This hypothesis was tested in the current proof of concept study. Bilateral splanchnic nerve block at level T11-L1, with fluoroscopic guidance was performed on day 0, while the patient was lying on the stomach. Safety was evaluated up to 48 hours after the intervention. The primary endpoint was improvement in invasive hemodynamics. 7 Patients of at least 18 years old with a known history of HF, who were hospitalized for HF, and with NYHA class III/IV were included in this small study, of whom 5 underwent the procedure.
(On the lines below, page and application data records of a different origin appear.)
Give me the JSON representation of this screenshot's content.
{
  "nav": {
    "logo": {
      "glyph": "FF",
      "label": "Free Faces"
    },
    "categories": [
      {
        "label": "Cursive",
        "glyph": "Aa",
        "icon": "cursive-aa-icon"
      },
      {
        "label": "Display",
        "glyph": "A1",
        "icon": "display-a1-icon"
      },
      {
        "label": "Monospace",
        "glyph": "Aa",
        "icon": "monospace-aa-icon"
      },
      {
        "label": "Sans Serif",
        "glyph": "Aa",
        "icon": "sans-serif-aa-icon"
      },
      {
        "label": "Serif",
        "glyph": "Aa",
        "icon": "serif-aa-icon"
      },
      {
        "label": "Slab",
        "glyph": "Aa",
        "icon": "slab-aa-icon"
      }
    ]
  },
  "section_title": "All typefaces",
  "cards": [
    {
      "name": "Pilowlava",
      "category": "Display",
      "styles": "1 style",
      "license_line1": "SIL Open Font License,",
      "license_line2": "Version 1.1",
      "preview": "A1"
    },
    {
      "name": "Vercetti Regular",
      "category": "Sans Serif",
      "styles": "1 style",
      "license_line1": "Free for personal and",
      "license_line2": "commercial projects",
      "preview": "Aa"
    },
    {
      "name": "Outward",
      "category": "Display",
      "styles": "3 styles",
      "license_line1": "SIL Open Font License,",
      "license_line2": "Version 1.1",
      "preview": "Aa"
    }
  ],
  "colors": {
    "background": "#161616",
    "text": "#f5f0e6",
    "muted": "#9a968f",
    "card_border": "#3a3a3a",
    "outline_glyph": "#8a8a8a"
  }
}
Exclusion criteria were SBP <90 mmHg, severe fixed pulmonary hypertension, use of oral anticoagulation or DAPT, spine deformity or wedge pressure ≤15 mmHg (or ≤12 mmHg on inotropes).
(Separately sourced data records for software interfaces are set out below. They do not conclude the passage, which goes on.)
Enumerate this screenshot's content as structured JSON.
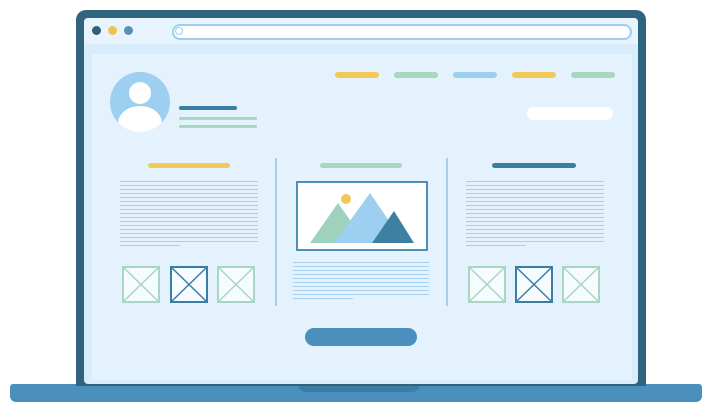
{
  "colors": {
    "frame": "#30637e",
    "screen_bg": "#d9ecfb",
    "page_bg": "#e4f2fd",
    "panel_bg": "#ddeefc",
    "dot_dark": "#2f5f7a",
    "dot_yellow": "#f0c34f",
    "dot_blue": "#5a8fb2",
    "nav_yellow": "#f3c857",
    "nav_green": "#a8d6c0",
    "nav_blue": "#9ccff0",
    "accent_dark": "#3b7ea3",
    "text_line": "#a9d0ee",
    "thumb_border": "#a8d6c0",
    "mountain_green": "#9fd1be",
    "mountain_blue": "#9ccff0",
    "mountain_dark": "#3f7fa1",
    "sun": "#f3c857",
    "button": "#4b8fbc",
    "base": "#4b8fbc"
  },
  "icons": {
    "window_controls": [
      "red-dot",
      "yellow-dot",
      "blue-dot"
    ],
    "address_bar": "search-icon",
    "profile": "avatar-icon",
    "hero": "mountain-image-icon",
    "placeholders": "image-placeholder-icon"
  }
}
- Mean pulmonary arterial pressure (MPAP) dropped significantly within 15 minutes (baseline MPAP: 46 mmHg, 95%CI: 40-52, at 30 minutes: 37 mmHg, 95%CI: 31-43, P<0.01). At 90 minutes the effect was slightly attenuated (MPAP: 41, 95%CI: 36-47, P=0.02.
- Pulmonary capillary wedge pressure (PCWP) was reduced as compared with baseline (mean PCWP: 28 (95%CI: 21-36), at 30 minutes: 21 (95%CI: 14-28) and at 90 minutes: 24 (95%CI: 17-31).
- No safety issues were noted.
- Cardiac index showed a peak effect at 30 minutes (2.54 L/min/m2, 95%CI: 2.17-2.91) as compared with baseline (1.92 L/min/m2, 95%CI: 1.55-2.29, P<0.01). At 90 minutes, the effect (CI: 1.98 L/min/m2, 95%CI: 1.62-2.35, P=0.65) no longer differed significantly from baseline.
- Mean arterial pressure also showed a peak effect at 30 minutes (72 mmHg, 95%CI: 59-84, P<0.01) as compared with baseline (89 mmHg, 95%CI: 77-102), with an attenuated effect at 90 minutes (MAP: 80, P=0.01).
- The 6-minute walking test was non-significantly increased by 31.2 meters (P=0.11), and an immediate improvement in shortness of breath (Likert scale) was observed.
- Serum levels of epinephrine, norepinephrine and NT-proBNP levels and pulse wave velocity were not significantly modified after the intervention.
This small first-in-man proof of concept study had reassuring initial results. No procedural complications occurred, when applying splanchnic nerve block, and improved hemodynamics were observed, as well as improved patient symptoms and physiologic markers. A drawback of this study is that the number of patients was limited, thus larger, placebo-controlled studies are needed.
Discussant J.G.F. Cleland (Glasgow, UK) thought this concept reflects a good idea. However, he noted that these patients did not have acute HF. One cannot do an intervention in AHF patients while lying face down. Thus, these patients likely had decompensated chronic HF.
While the data look credible, the effect of the intervention lasts only 90 minutes. How is it possible to give a prolonged splanchnic block? Many questions remain to be answered to know how this might work in practice. Dr. Cleland said this was an interesting, fantastic concept, and well-executed, and the results make him wonder what the next step will be.
Our reporting is based on the information provided at the ESC Heart Failure 2018 congress